1980: Horace Kornegay
Horace Kornegay, President of the TI boasted that: “The Surgeon General’s media event was preempted by an Institute first-strike news conference. For the first time in the history of the cigarette controversy, a Secretary of HEW had to share the spotlight. In fact, we won top billing that night on all networks.”
Horace Kornegay 1980 Annual Meeting Speech
1980-1983: Nicotine Mastery and Addiction Denial
1984: R.J. Reynolds Public Issues Campaign
The TI Cigarette Controversy White Papers end in 1984, so R.J. Reynolds launches its own campaign, called the “Open Debate” that questions the link between smoking and disease.
Once the number one brand nationwide, R.J. Reynolds’ Winston was surpassed by Marlboro in 1975. By 1985, Philip Morris was selling well over twice as many Marlboros as Reynolds was selling Winston.
It occurred to Reynolds management that it would be a good move to reposition Camel against Marlboro and abandon Winston, and it did. February 1, 1985 the R.J.R. marketing department wrote:
“These ads were well received due to the fun/humor aspects of the cartoons. More than any other theme, the “French Camels” appeared to attract the respondents’ attention. The main drawbacks of these executions were that . . . they may be more appealing to an even younger age group . . .”
1981: Superman 2 – Marlboro Product Placement
Philip Morris paid the producers of Superman 2 43,000 dollars to use the Marlboro logo on billboards and delivery trucks in the movie.
1987: Tobacco Institute Focuses on Secondhand Smoke
In response to the landslide of public sentiment against social acceptability of smoking the industry turned its attention away from the primary issue, disease among smokers, to the second issue, Environmental Tobacco Smoke, also known as Second Hand Smoke.
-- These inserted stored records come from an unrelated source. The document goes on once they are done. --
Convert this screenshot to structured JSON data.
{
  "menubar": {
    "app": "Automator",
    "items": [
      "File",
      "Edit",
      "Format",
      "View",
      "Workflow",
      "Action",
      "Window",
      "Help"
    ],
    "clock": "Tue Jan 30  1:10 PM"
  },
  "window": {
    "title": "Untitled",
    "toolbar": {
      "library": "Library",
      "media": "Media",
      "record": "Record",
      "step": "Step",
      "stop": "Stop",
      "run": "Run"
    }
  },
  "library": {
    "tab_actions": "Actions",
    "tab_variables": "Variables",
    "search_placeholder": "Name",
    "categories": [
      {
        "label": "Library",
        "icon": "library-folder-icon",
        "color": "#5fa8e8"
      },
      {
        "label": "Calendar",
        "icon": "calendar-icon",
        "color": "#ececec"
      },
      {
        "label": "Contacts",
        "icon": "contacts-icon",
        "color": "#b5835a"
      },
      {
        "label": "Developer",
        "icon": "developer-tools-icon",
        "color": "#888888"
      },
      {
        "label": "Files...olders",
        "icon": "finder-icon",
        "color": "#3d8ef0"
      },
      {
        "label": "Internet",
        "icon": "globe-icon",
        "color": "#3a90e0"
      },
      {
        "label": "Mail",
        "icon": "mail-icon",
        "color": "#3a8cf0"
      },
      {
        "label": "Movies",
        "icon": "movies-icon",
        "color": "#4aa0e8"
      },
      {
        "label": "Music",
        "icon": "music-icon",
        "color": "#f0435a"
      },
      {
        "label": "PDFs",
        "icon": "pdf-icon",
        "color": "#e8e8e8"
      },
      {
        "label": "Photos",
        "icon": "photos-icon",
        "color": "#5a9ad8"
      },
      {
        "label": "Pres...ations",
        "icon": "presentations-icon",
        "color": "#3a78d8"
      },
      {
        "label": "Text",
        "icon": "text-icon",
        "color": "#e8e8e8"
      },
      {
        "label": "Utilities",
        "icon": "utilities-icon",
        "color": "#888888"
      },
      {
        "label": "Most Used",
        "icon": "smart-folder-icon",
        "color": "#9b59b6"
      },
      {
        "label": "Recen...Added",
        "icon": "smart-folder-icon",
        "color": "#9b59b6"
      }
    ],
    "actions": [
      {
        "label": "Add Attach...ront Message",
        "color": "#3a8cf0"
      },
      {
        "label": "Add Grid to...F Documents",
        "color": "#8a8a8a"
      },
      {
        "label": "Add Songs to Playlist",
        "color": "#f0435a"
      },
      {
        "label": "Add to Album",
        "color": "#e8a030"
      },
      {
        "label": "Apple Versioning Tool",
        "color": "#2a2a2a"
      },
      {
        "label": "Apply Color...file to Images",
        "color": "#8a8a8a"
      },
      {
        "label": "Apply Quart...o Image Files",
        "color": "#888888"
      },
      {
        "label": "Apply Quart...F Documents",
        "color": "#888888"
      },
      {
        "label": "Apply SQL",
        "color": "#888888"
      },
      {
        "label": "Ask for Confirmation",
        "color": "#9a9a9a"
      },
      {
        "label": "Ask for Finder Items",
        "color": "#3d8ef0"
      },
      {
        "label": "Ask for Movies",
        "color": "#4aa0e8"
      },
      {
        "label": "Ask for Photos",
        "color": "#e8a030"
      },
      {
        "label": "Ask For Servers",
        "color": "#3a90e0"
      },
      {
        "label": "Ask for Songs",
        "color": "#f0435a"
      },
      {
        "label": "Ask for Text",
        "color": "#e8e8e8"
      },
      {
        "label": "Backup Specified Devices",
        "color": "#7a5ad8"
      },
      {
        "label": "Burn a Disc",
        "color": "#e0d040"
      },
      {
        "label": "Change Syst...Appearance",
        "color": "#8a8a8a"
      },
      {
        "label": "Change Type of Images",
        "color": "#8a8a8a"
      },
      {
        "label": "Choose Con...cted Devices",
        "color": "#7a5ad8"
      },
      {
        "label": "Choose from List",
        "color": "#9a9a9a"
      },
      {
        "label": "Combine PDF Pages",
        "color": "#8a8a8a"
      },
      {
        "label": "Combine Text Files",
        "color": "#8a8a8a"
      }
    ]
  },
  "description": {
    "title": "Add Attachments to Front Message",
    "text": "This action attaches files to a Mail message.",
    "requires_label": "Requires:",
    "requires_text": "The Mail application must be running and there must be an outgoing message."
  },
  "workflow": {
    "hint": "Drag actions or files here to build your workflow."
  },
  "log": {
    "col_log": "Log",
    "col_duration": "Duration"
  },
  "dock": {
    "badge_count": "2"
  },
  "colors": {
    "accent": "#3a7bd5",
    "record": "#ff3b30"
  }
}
This memo makes it clear the cigarette companies did not want the general public to know they were sponsoring another doubt machine, this one on the topic of public smoking. September 4, 1987 Center for Indoor Air Research memo on accounting procedure. ”If Institute [Tobacco Institute] staff or outside counsel mandates material changes in these assumptions in order to make the C.I.A.R. appear more separate from The Institute, additional accounting office staff may be required to handle C.I.A.R. accounting and administration.”
“The Center will be located in Washington, D.C. but not in the same building as The Institute. All equipment/ furniture on the premises will be the property of the Tobacco Institute and will be included on The Institute’s property tax return.”
On April 25, 1988, top Philip Morris scientist Tom Osdene writes the Tobacco Institute President Chilcote, “I think many of us have conceptualized the E.T.S. issue as a battlefield in which the arena is dominated by public relations and legal issues while the ammunition which is used happens to be science. It has been the purpose of C.I.A.R. as well as its precursor, the E.T.S. Advisory Committee, to provide ammunition in this fight. I believe the most important issue one needs to examine is the role that science can play in this major controversy.”
1994: Congressional Hearings
Phillip Morris Admits
|In 1999, only five years later Philip Morris admitted on its new web site that “Cigarette smoking is addictive, as that term is most commonly used today.”